Operations research and statistics
Packages for operations research and statistics enable the user to solve optimization, forecasting and simulation problems. LINDO, GINO, SPSS/PC+, RATS and SLAM are some of the popular packages.
Project-management software packages offer facilities to accept project network data, perform resource analysis, scheduling, cost analysis and generate reports to aid project monitoring. Popular project management packages are Harvard Total Project Management, Time Line, MS Project, INSTAPLAN and PRISM.
Computer aided design
CAD packages provide features such as automatic dimensioning, projections, hatching, 3-D visualization and standard libraries of designs. Popular CAD packages are AUTOCAD, PRODESIGN-II and Generic CAD.
Computer aided software engineering
Computer Aided Software Engineering (CASE) packages are tools which improve the productivity of designing and developing information systems.
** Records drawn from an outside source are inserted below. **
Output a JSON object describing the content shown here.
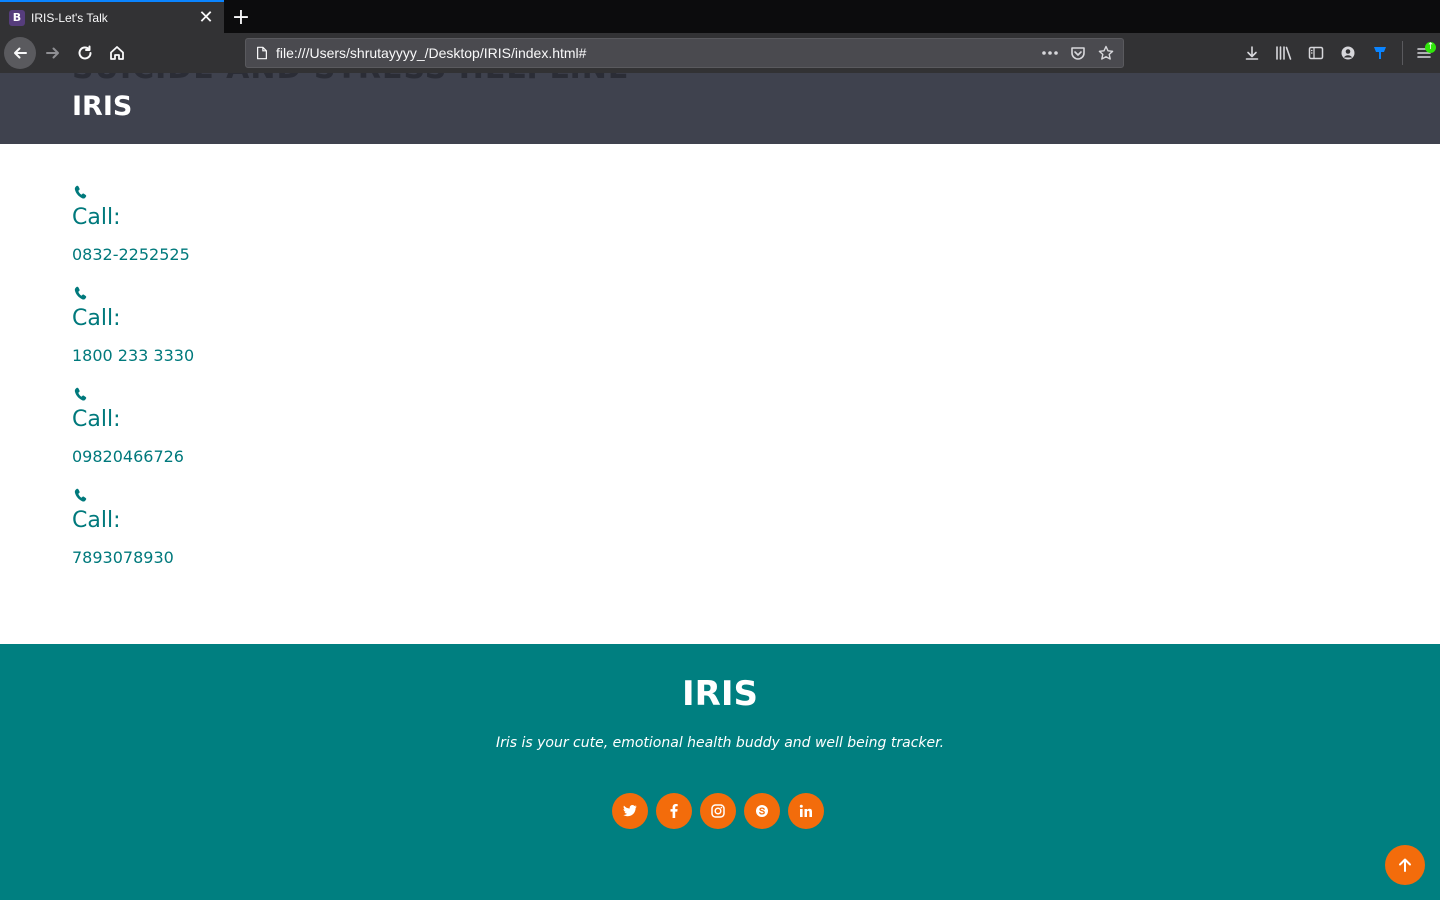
{
  "browser": {
    "tab_title": "IRIS-Let's Talk",
    "tab_favicon_letter": "B",
    "url": "file:///Users/shrutayyyy_/Desktop/IRIS/index.html#",
    "icons": {
      "back": "back-arrow-icon",
      "forward": "forward-arrow-icon",
      "reload": "reload-icon",
      "home": "home-icon",
      "page_actions": "more-dots-icon",
      "pocket": "pocket-icon",
      "bookmark": "star-icon",
      "downloads": "download-icon",
      "library": "library-icon",
      "sidebar": "sidebar-icon",
      "account": "account-icon",
      "extension": "extension-icon",
      "menu": "hamburger-menu-icon"
    }
  },
  "header": {
    "scrolled_heading": "SUICIDE AND STRESS HELPLINE",
    "brand": "IRIS"
  },
  "helplines": [
    {
      "label": "Call:",
      "number": "0832-2252525"
    },
    {
      "label": "Call:",
      "number": "1800 233 3330"
    },
    {
      "label": "Call:",
      "number": "09820466726"
    },
    {
      "label": "Call:",
      "number": "7893078930"
    }
  ],
  "footer": {
    "brand": "IRIS",
    "tagline": "Iris is your cute, emotional health buddy and well being tracker.",
    "social": [
      "twitter-icon",
      "facebook-icon",
      "instagram-icon",
      "skype-icon",
      "linkedin-icon"
    ]
  },
  "colors": {
    "accent_teal": "#007f80",
    "accent_orange": "#f36c0b",
    "header_bg": "#3f424e"
  }
}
They provide a structured systems analysis and design environment and accept systems specifications in the form of data flow diagrams, record layouts, entity-relationship diagrams, structured charts, systems flow charts and screen layouts. CASE tools automatically document systems specifications entered by the analyst and generate a number of analysis reports and diagrams. They provide features like prototyping, screen painting, validation of data flow diagrams and generation of record layouts in COBOL, dBASE IV or Pascal. Popular CASE tools are Yourdon Tool Kit, Nastec Design Aid, MEGA, Execlerator, Structsoft and TURBO ANALYST.
Presentation software systems assist the user to produce electronic slides involving text and pictures, to capture from other software packages, and cut and paste from picture libraries. The packages can be used for classroom instruction, seminars, workshops and boardroom presentations.
Word processing and desk-top publishing
An application that came into prominence with the availability of inexpensive hardware is word processing. Word processing packages offer facilities to create, edit and present textual information. Cut-and-paste features, underlining, boldfacing and alignment features greatly simplify the preparation of final versions of documents. Facilities such as mail merge, spell checking, generation of table of contents, indexing, etc., greatly enhance the power of these packages. Wordstar, WordPerfect and WORD are some of the popular word processing packages.
Desk-top publishing (DTP) is a related application which addresses problems such as development of page layouts, selection of fonts and inclusion of graphic objects in addition to word processing. Pagemaker and Ventura are two popular DTP software systems.
Recent developments in microcomputer technology and user-oriented software products offer enormous opportunities for improving the quality of decision making. They have provided excellent scope for developing convenient interfaces with databases, data analysis models and graphics so that the user can use the computer as a decision-support aid, accommodating personal styles in the analysis and interpretation of data. There is wide scope for using computers as a management tool in any organization.